» **What to do**:
The answer must consist of every line in the data below that holds the word "Félicité".
__________
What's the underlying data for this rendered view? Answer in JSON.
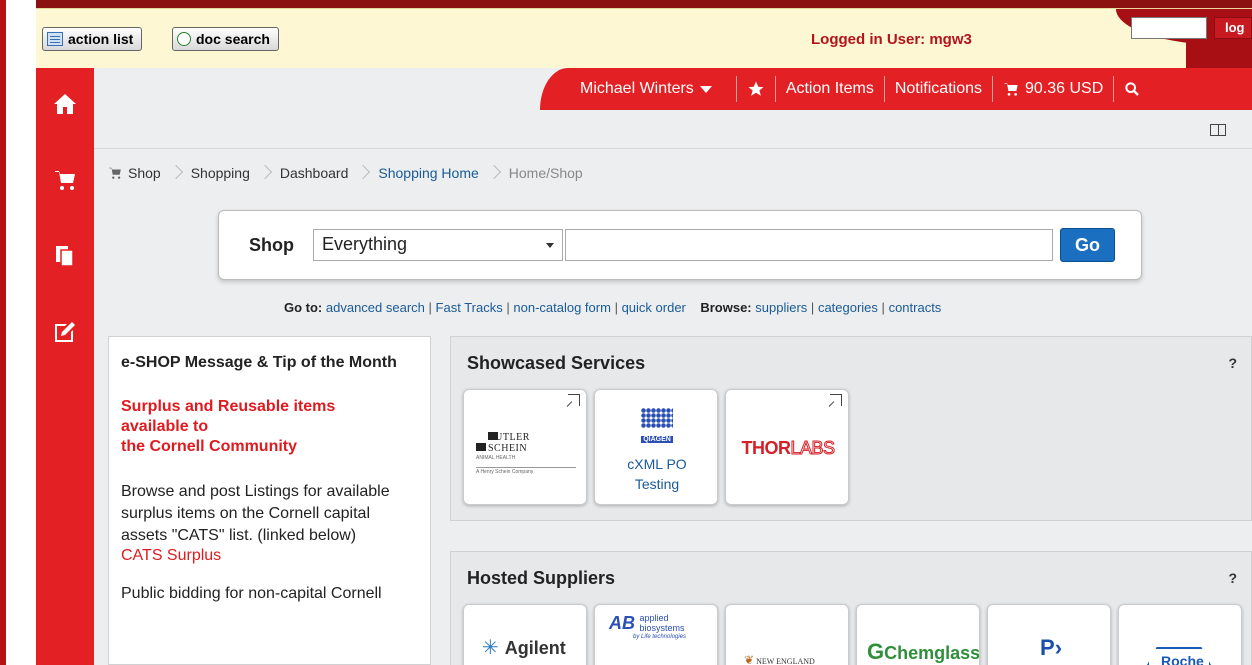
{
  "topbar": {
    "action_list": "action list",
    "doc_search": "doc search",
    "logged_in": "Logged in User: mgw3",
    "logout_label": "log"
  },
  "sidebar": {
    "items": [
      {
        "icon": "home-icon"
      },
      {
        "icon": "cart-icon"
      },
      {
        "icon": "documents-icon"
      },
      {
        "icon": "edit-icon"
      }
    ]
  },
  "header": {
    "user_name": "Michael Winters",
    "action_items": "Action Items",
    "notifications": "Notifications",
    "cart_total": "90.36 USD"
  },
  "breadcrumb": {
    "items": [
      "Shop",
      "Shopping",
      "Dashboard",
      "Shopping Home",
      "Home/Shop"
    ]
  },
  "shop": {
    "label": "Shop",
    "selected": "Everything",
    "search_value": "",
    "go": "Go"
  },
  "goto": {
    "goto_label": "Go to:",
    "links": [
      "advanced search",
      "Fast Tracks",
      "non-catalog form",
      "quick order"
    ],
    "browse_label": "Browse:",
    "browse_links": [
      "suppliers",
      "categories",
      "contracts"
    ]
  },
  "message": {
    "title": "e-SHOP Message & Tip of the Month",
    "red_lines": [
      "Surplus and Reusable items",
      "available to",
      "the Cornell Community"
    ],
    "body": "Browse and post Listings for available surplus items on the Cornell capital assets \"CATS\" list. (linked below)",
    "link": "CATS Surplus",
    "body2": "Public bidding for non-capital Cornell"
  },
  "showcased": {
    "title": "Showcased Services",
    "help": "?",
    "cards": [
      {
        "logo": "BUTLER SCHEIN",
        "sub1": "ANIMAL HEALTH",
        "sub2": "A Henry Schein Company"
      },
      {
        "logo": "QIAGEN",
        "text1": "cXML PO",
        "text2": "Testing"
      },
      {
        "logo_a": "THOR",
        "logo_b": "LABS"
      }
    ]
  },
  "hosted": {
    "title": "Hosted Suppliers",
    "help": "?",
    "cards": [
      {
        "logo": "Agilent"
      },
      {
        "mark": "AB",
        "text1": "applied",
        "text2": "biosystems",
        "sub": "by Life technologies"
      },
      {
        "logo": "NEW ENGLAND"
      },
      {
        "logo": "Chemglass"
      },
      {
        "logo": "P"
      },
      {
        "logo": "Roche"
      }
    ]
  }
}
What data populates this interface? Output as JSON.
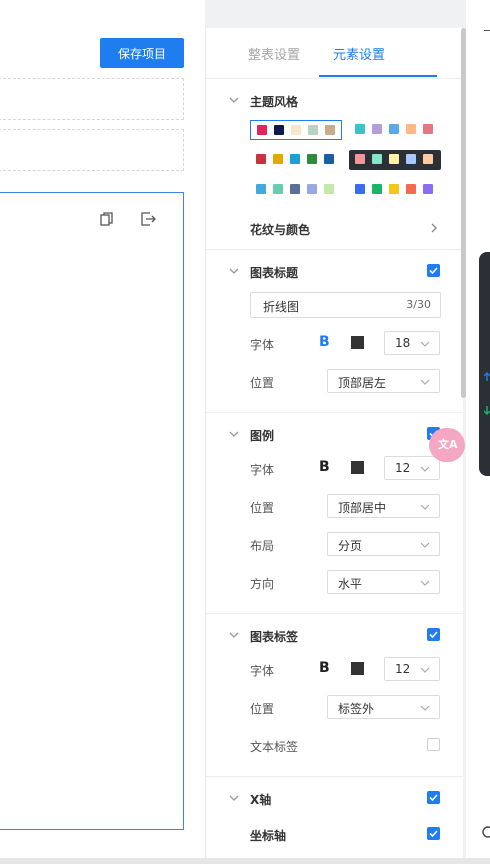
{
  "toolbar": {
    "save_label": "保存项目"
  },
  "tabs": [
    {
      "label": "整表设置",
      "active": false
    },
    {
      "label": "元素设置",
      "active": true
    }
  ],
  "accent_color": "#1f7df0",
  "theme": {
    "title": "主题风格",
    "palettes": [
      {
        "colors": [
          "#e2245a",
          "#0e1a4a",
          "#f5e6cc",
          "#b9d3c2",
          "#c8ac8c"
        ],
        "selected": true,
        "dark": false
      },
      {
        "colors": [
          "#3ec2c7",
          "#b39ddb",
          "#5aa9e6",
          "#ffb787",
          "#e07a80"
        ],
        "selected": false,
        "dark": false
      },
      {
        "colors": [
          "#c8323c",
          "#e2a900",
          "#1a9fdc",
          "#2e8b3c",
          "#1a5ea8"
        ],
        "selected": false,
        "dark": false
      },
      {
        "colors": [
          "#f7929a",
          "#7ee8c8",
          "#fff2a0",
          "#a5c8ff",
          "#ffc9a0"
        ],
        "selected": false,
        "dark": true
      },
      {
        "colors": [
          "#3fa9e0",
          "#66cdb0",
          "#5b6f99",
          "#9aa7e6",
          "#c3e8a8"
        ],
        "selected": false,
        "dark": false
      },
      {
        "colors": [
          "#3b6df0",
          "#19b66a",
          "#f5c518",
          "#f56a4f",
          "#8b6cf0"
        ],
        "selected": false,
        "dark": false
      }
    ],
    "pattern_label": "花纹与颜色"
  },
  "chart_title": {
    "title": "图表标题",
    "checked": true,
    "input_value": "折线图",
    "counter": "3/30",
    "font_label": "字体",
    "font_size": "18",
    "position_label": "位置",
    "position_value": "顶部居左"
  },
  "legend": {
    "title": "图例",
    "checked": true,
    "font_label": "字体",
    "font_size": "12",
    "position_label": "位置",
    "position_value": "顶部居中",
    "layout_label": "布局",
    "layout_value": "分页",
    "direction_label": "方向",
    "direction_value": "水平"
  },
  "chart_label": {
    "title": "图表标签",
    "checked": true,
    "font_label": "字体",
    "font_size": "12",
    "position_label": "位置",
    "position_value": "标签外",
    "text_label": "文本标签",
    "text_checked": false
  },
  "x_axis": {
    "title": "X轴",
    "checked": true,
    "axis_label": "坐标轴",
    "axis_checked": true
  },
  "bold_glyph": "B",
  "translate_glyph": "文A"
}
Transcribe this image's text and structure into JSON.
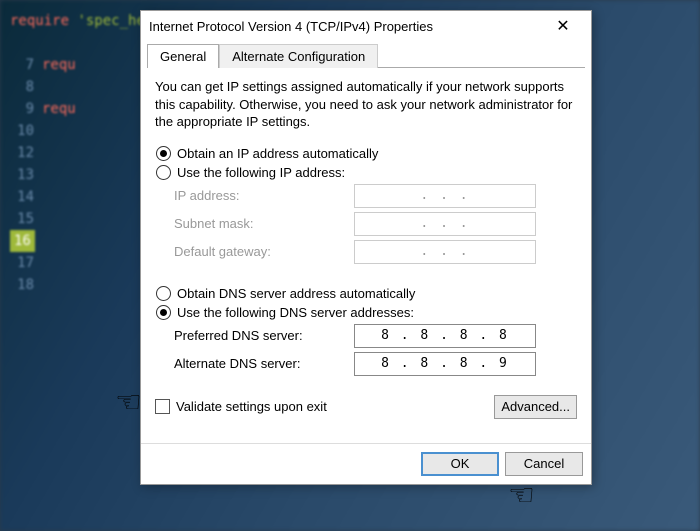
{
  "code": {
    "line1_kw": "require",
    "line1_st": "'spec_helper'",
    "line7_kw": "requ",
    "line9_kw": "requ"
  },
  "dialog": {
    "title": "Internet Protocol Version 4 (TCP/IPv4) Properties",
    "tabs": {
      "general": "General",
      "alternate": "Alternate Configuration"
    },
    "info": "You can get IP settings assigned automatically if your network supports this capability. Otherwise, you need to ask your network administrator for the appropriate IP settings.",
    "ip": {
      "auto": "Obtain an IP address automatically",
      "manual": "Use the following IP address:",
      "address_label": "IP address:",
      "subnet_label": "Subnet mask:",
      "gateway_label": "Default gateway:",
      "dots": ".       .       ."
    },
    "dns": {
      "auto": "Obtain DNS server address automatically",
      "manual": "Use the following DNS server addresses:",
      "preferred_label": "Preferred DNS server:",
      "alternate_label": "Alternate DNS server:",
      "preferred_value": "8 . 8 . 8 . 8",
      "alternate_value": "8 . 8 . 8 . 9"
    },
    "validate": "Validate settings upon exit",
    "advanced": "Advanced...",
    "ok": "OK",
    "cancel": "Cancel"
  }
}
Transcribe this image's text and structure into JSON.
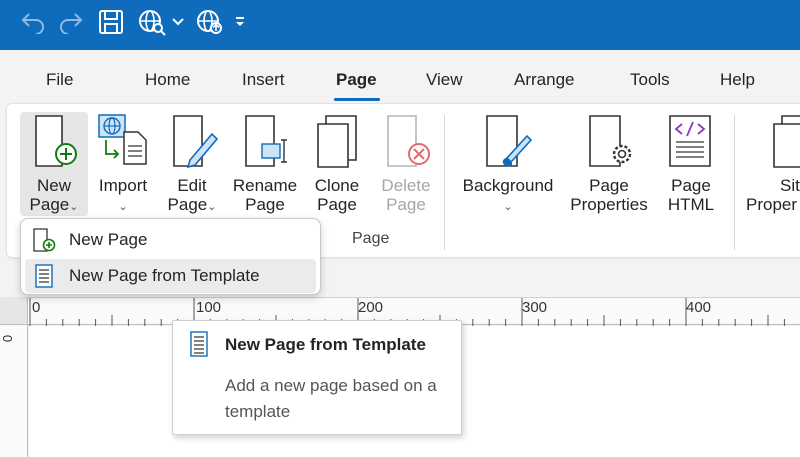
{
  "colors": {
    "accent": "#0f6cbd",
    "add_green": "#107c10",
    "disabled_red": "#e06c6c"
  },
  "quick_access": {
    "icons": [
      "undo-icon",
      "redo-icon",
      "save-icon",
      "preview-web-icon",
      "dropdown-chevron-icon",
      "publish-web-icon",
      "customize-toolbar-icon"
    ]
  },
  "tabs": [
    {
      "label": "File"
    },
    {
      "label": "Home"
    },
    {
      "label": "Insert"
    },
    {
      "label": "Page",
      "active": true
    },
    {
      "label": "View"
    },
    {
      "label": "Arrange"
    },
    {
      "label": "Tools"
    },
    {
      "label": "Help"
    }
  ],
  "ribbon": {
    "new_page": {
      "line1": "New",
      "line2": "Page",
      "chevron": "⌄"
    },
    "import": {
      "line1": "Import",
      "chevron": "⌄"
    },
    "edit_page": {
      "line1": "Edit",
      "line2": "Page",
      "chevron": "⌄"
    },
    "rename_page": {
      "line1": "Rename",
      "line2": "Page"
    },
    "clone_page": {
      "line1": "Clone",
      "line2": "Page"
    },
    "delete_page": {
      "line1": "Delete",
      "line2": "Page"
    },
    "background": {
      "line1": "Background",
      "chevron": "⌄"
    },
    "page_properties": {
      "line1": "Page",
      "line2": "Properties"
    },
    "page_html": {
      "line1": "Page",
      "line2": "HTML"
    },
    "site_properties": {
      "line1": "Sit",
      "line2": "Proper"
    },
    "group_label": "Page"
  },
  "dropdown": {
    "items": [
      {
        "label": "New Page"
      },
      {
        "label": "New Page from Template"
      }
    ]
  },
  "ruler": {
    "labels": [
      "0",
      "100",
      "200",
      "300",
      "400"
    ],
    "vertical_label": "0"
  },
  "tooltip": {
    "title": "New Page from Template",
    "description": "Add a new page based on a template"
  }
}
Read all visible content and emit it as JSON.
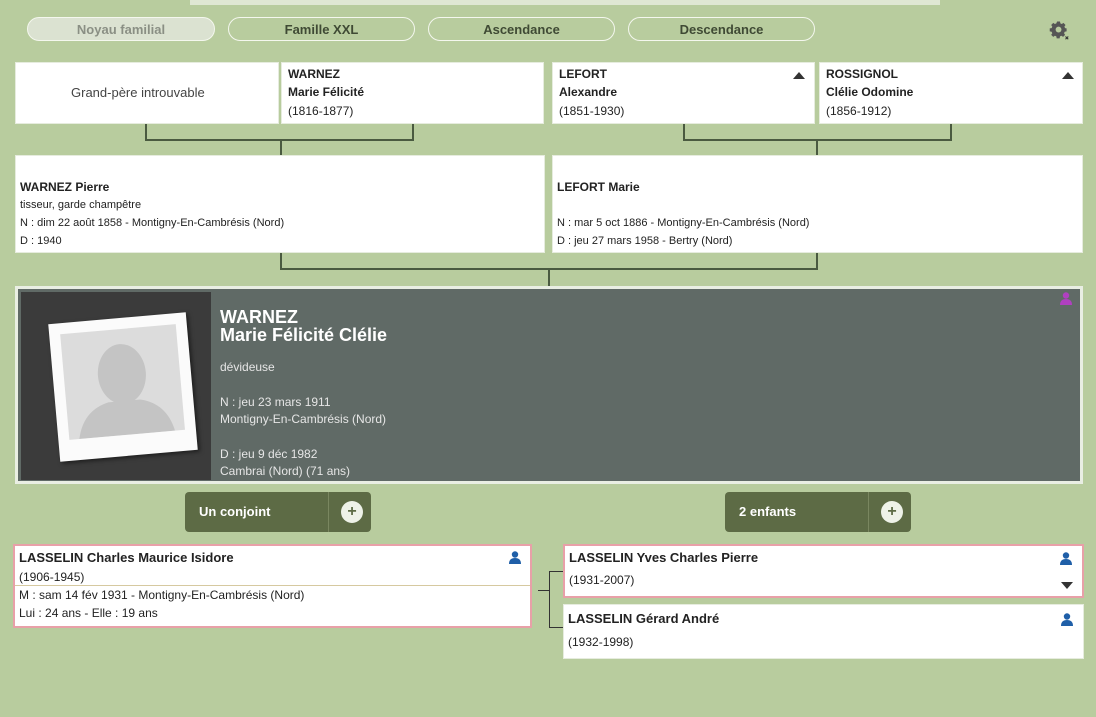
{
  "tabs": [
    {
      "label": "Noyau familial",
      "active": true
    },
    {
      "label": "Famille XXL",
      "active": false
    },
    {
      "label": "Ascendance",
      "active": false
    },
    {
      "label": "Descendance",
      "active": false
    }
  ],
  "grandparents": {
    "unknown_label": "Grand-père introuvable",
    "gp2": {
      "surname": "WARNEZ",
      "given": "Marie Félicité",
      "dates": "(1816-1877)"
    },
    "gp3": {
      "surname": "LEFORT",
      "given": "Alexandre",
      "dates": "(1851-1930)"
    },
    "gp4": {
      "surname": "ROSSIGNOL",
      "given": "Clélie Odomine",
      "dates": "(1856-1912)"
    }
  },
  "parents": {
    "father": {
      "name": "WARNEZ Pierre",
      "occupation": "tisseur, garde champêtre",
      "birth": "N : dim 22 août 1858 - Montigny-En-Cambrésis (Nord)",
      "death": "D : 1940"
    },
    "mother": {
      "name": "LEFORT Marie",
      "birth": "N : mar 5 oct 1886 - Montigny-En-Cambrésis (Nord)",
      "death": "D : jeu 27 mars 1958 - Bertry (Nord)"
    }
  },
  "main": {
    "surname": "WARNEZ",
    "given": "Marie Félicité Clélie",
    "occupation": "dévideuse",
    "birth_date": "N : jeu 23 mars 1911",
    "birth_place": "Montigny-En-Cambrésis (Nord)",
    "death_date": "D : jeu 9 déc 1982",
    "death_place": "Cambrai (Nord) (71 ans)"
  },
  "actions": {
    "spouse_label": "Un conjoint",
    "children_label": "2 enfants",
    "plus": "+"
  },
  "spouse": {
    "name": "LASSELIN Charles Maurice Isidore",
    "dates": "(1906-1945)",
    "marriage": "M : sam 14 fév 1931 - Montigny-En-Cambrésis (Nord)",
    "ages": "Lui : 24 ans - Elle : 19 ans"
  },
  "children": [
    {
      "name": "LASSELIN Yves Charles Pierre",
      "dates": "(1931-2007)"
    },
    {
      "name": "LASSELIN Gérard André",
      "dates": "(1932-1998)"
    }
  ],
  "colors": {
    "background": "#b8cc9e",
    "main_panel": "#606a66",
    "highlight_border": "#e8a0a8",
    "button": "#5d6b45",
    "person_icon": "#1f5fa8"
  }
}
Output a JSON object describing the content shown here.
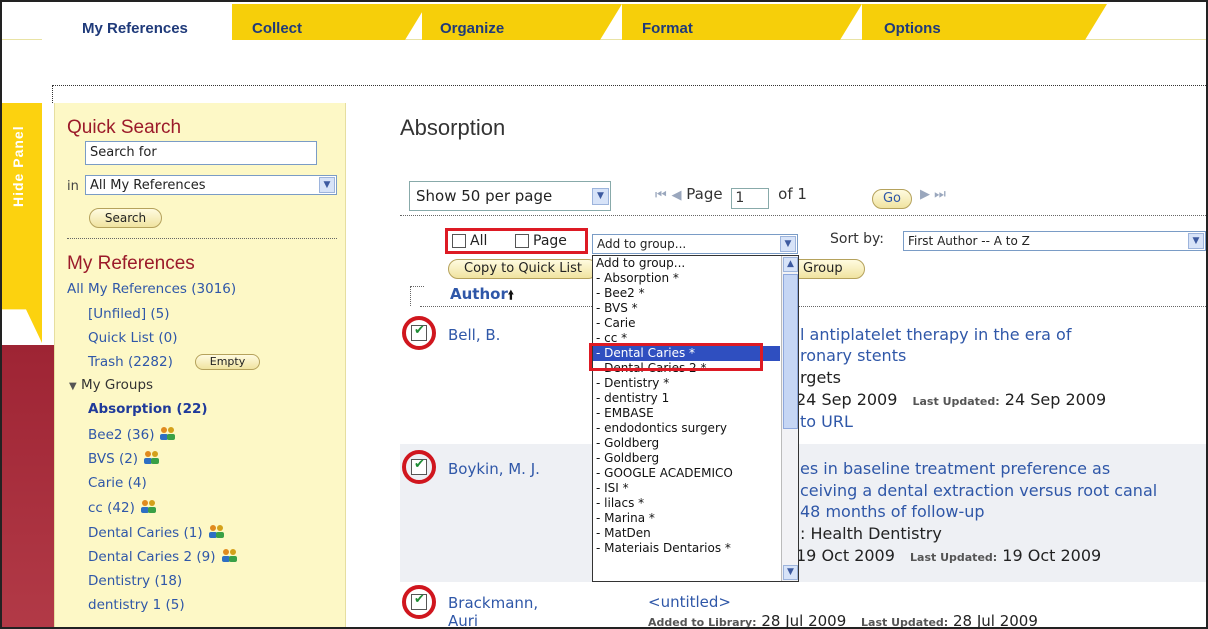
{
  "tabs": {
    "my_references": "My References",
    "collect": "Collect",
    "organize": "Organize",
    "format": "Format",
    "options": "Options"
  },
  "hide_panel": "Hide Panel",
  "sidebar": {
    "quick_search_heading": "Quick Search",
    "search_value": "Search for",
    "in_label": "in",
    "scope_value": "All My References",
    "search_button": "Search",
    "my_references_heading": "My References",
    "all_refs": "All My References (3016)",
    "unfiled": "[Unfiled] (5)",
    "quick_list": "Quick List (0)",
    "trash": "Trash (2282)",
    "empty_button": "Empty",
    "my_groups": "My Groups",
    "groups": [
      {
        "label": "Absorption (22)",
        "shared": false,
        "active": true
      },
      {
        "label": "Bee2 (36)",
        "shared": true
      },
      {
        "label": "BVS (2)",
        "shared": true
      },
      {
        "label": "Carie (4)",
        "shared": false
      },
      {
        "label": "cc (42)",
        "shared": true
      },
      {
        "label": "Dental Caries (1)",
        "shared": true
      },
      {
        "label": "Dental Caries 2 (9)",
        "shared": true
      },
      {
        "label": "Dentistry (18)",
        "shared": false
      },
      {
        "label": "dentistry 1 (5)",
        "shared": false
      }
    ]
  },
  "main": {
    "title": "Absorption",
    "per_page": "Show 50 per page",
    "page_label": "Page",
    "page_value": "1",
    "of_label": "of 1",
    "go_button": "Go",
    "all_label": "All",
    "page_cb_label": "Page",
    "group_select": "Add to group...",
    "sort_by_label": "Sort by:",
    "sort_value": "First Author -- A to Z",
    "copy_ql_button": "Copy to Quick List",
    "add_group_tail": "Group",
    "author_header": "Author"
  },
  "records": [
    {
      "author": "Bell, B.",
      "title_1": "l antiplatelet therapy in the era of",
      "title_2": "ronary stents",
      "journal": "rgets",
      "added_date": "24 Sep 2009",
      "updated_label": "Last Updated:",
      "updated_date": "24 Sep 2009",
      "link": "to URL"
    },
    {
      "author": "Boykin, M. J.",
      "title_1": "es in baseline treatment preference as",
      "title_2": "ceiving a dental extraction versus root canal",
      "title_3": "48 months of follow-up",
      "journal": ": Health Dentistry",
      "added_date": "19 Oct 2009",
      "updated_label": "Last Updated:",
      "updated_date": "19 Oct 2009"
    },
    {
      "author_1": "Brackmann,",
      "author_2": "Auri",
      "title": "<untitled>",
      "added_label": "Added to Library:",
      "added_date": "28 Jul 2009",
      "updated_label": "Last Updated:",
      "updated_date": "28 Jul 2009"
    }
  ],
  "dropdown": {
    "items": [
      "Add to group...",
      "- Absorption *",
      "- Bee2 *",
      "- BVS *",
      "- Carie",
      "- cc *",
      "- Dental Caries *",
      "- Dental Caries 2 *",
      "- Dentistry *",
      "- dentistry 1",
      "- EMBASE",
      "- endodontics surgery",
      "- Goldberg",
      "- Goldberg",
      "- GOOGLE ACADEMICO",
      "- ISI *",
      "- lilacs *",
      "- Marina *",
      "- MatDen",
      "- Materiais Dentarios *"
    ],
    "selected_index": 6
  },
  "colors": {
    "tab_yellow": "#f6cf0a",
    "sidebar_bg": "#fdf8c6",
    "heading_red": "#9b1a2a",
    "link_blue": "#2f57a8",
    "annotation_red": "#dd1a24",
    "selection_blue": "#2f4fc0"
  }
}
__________
» **Your response**:
      "given": "Marie Félicité",
    "given": "Marie Félicité Clélie",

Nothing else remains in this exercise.